Lou Barlow and the Missingmen at the 400 Bar, 8/25/10
|Photos by Erik Thompson|
August 25, 2010
Lou Barlow brought his merry band of Missingmen (guitarist Tom Watson and drummer Raul Morales) with him to the 400 Bar Wednesday night, delivering a loose, engaging set that spanned Barlow's prolific career. It was nice to see the mercurial Barlow let his guard down considerably during the 90-minute set, joking with both the crowd and his band throughout the show, never taking himself or his solemn songs too seriously. He also reworked a good batch of songs both new and old, as he opened and closed the show with solo acoustic sets that provided stark, earnest interpretations of songs that were already emotionally charged to begin with.
After a pensive version of the Sebadoh track "Magnet's Coil" opened the show, Barlow announced "this is a New Folk Implosion song," and the small but passionate crowd greeted his statement with a loud cheer that caught Lou completely off-guard. "I don't think anyone's ever done that after I've said New Folk Implosion," he claimed self-deprecatingly, before launching in to a stellar version of "Easy." It was interesting to hear these songs in their pure, stripped down form, as Barlow treated us to "Too Pure" and "Pearl" with just his acoustic guitar accompanying his plaintive vocals. It brought a welcome depth and vulnerability to songs that in the past have otherwise been bathed in reverb and loud guitars.
After closing his acoustic set with a splendid rendition of "I'm Thinking...," the Missingmen (whom Barlow claims to have "stolen" from Mike Watt) joined Lou for an animated electric set that mainly featured songs from Barlow's recent record Goodnight Unknown. After the rather sedate opening, it was nice to have the band plug in and get loud, especially considering how many stacks of amps they had behind them on stage. "Don't Apologize," "The One I Call" and "Praise" were all spirited, and clearly found Barlow comfortable and at ease with his new bandmates, who provided a dynamic, vigorous pulse behind these new songs. Before "Praise," which Barlow cheekily claimed was from "The No-Great-Shakes album," he explained why he loved Minneapolis: "They don't write about me in other cities, and I can always rely on a condescending blurb in the weeklies here. You still write about me, which is nice. Oh, I still suck? OK, that's cool." Those types of witty, derogatory remarks colored the entire show, which brought a bit of levity to Barlow's heavy, melancholy material, which he claims "all have a kernel of hope buried in them."
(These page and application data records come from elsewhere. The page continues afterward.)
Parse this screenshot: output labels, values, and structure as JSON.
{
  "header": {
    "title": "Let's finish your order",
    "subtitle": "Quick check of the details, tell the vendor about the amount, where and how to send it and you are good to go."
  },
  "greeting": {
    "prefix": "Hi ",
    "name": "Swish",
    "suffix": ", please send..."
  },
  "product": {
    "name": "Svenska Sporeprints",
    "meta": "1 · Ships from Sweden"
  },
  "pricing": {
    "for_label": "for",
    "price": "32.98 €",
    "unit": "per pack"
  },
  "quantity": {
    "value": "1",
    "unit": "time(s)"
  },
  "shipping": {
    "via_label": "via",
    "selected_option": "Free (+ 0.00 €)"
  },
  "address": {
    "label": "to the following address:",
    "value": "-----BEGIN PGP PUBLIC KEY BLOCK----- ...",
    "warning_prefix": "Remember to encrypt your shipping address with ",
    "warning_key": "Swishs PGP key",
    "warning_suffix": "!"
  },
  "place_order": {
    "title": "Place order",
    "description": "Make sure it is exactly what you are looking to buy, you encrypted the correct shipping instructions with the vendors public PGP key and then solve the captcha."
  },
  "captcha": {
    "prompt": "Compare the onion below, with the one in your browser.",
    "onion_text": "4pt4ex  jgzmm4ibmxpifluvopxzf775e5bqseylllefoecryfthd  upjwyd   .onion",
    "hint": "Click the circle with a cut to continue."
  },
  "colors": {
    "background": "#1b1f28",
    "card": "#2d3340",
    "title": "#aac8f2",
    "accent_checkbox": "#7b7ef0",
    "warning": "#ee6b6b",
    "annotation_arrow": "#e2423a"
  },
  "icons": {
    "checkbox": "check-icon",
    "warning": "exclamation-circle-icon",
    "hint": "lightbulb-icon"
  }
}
Barlow had taken requests earlier in the set, and continued to do so during the encore, opening with a lovely version of "Two Years, Two Days" that he played on a ukulele that he had outfitted with guitar strings. The Bubble And Scrape-heavy encore continued with great renditions of both "Soul And Fire" and "Think (Let Tomorrow Bee)" that were truly moving and quite poignant. Barlow claimed that he was really enjoying this tour because "People actually listen when I play acoustic, which hasn't happened in a long time." So, after thanking the respectful audience, Barlow closed the set with two tender versions of songs from Emoh, "Mary" and "Legendary," which ended the night on a passionate high. It was a penetrating set that removed whatever veneer and attitude that Barlow has perhaps hidden behind throughout his career, giving his audience a distinct, intimate look into the heart of his stirring songs.
Critic's Bias: Big Dinosaur Jr. and Sebadoh fan from my hazy college days.
The Crowd: A bit on the smaller side, with a lot of fans leaving after both Wye Oak and Little Man's stellar opening sets.
Overheard In The Crowd: "It's great to come out and see some live music again. This was a great night out." --said by someone leaving the 400 Bar after Little Man's set.
Random Notebook Dump: Barlow didn't play my request of "Pink Moon," claiming he "can't play that song anymore."
With The Missingmen
The One I Call
Too Much Freedom
Faith Defies The Night
Two Years, Two Days
Soul And Fire
Think (Let Tomorrow Bee)